（Shanghai University of Finance and Economics and Texas A&MUniversity; Shanghai University of Finance and Economics）
Abstract: This paper discusses the issue of designing the optimal incentive mechanisms in the process of transition from factor-driven to innovation-driven economy. In the factor-driven stage of Chinese economy, labor forces are relatively abundant, and the principal's goals are relatively sensitive to the agent's efforts. The incentive effect dominates the insurance effect, and the high-powered incentive contract which ties the agents' pay with their performance is therefore necessary and reasonable. In contrast, this paper shows that in the innovation-driven stage, the case is opposite, the low-powered incentive contract is therefore better than the high-powered one. Moreover, we show that the joint presence of moral hazard and adverse selection calls for a further downward distortion of the power of incentives. This provides a brand new explanation to the commonly observed phenomena of low-powered incentives and thus proves the necessity of low-powered incentives to the innovation-driven economy.
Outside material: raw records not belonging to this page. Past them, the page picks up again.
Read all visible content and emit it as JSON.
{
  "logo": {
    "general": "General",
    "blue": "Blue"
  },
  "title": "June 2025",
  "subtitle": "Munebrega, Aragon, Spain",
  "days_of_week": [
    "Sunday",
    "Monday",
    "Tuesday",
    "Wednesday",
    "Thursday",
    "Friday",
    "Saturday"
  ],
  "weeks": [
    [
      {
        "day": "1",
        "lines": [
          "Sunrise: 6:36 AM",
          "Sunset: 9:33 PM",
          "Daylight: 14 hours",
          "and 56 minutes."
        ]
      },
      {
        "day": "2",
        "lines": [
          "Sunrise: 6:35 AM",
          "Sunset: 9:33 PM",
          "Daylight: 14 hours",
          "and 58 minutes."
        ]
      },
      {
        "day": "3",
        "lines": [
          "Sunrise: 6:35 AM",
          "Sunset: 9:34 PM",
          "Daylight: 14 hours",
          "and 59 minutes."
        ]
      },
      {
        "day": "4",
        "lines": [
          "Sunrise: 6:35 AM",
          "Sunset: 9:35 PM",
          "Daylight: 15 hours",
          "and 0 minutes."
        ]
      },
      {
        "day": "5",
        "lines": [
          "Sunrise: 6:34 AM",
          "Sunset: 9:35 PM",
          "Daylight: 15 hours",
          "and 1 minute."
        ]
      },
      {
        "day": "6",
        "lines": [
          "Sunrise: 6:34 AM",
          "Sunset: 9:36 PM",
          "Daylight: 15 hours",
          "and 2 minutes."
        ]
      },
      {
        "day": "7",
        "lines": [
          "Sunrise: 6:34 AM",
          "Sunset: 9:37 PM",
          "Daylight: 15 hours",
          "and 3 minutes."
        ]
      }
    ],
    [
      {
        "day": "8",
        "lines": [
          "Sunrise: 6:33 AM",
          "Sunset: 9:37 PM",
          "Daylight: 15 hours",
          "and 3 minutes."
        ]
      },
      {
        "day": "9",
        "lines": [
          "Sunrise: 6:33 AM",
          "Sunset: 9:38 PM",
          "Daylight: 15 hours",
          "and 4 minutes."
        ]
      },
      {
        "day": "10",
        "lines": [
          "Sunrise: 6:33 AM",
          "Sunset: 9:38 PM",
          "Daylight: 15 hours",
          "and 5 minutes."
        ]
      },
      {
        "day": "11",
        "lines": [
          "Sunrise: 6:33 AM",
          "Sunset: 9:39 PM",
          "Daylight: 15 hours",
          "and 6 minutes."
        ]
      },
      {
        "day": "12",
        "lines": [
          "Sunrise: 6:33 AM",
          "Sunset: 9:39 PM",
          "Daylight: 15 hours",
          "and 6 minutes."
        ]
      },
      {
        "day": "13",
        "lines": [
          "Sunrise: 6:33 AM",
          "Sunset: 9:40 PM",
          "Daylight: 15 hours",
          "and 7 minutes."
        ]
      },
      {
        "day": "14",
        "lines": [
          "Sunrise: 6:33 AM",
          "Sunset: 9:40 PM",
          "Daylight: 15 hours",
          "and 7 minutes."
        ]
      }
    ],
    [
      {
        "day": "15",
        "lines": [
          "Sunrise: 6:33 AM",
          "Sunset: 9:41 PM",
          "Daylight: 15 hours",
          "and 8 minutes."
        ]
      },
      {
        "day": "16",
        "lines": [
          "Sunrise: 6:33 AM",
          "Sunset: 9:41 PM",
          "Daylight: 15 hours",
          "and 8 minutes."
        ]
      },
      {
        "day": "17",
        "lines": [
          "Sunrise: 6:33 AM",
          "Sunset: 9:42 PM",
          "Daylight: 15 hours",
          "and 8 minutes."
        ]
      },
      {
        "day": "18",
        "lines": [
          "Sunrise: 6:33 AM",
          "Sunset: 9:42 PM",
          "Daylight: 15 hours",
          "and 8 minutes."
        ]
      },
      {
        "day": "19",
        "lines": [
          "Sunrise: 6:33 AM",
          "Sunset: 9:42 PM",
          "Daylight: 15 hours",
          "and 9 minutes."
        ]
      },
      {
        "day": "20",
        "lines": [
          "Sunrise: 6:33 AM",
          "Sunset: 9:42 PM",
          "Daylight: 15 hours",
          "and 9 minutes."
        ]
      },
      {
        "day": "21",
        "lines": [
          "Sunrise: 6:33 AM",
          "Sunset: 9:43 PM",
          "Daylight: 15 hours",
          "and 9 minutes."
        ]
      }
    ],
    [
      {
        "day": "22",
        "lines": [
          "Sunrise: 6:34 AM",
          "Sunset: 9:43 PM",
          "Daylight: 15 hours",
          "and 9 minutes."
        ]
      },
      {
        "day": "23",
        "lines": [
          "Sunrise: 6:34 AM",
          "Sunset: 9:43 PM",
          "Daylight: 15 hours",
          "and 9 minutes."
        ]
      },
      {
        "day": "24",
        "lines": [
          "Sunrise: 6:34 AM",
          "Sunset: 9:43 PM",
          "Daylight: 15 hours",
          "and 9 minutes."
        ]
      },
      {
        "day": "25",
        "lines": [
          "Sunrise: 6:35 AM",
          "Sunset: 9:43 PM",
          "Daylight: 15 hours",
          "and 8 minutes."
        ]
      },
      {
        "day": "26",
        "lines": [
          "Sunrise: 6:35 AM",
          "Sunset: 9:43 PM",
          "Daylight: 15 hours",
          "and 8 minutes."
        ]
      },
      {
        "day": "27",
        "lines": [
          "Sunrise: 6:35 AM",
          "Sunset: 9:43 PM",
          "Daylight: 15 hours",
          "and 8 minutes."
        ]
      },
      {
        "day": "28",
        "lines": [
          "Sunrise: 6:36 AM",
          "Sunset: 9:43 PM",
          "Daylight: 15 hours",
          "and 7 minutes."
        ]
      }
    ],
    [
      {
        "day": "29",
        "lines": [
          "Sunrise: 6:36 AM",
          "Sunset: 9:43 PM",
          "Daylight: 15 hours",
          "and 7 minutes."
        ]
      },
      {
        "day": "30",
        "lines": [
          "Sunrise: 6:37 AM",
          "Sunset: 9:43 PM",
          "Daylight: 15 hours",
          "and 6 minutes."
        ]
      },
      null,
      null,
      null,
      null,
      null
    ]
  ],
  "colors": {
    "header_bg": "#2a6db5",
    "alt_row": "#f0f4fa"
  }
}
Keywords: Low-powered Incentive; Optimal Mechanism Design; Moral Hazard; Adverse Selection; Hybrid Model